» **What you should do**
Your job is to return each record exactly, minus any pictures.
━━ Source data
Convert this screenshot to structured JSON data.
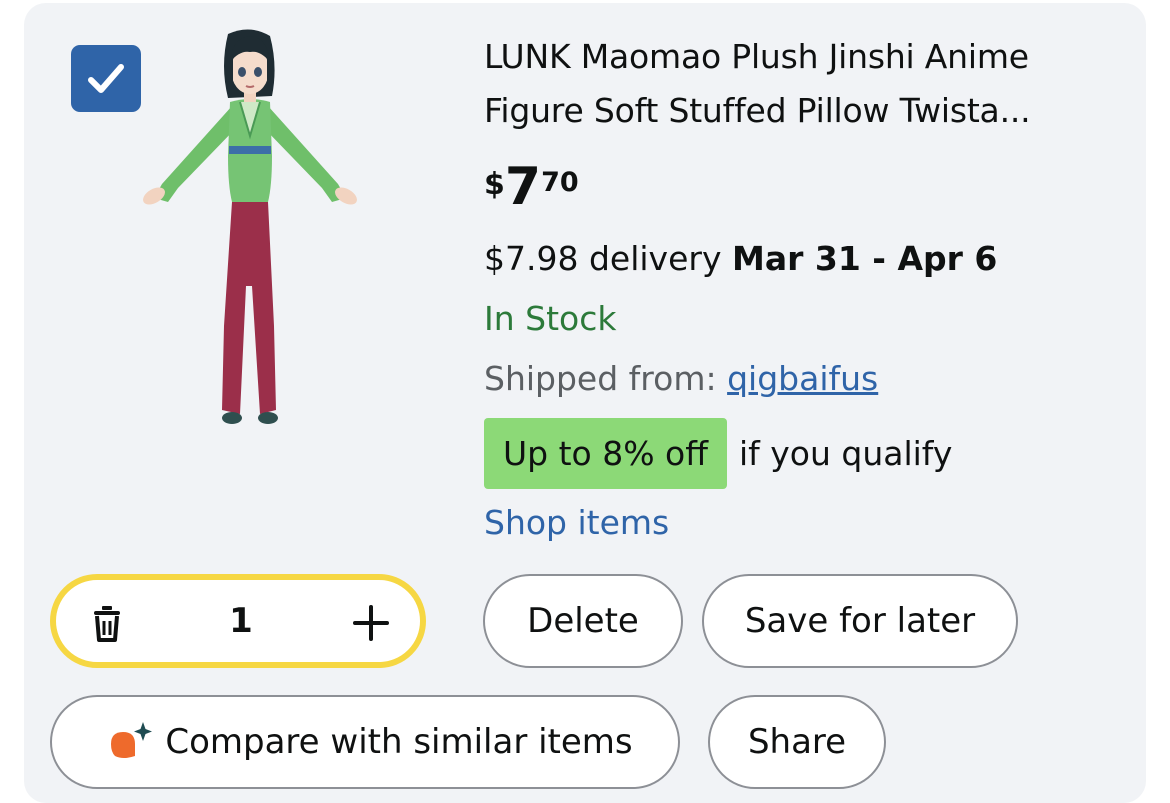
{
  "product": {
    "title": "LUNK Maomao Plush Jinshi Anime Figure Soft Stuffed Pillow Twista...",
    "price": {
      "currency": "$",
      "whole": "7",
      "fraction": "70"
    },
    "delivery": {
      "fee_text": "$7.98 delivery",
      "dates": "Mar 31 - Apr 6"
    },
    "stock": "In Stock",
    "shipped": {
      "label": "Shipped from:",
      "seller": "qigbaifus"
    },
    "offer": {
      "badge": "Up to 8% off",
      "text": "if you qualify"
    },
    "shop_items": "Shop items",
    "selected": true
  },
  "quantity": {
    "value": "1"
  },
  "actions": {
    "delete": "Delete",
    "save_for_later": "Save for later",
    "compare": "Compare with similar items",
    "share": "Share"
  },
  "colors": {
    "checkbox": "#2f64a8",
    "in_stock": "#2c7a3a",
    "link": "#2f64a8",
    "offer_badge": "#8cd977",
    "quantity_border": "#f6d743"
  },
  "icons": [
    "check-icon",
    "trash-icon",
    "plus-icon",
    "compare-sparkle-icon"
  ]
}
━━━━
» **Answer to the exercise**
Convert this screenshot to structured JSON data.
{
  "product": {
    "title": "LUNK Maomao Plush Jinshi Anime Figure Soft Stuffed Pillow Twista...",
    "price": {
      "currency": "$",
      "whole": "7",
      "fraction": "70"
    },
    "delivery": {
      "fee_text": "$7.98 delivery",
      "dates": "Mar 31 - Apr 6"
    },
    "stock": "In Stock",
    "shipped": {
      "label": "Shipped from:",
      "seller": "qigbaifus"
    },
    "offer": {
      "badge": "Up to 8% off",
      "text": "if you qualify"
    },
    "shop_items": "Shop items",
    "selected": true
  },
  "quantity": {
    "value": "1"
  },
  "actions": {
    "delete": "Delete",
    "save_for_later": "Save for later",
    "compare": "Compare with similar items",
    "share": "Share"
  },
  "colors": {
    "checkbox": "#2f64a8",
    "in_stock": "#2c7a3a",
    "link": "#2f64a8",
    "offer_badge": "#8cd977",
    "quantity_border": "#f6d743"
  },
  "icons": [
    "check-icon",
    "trash-icon",
    "plus-icon",
    "compare-sparkle-icon"
  ]
}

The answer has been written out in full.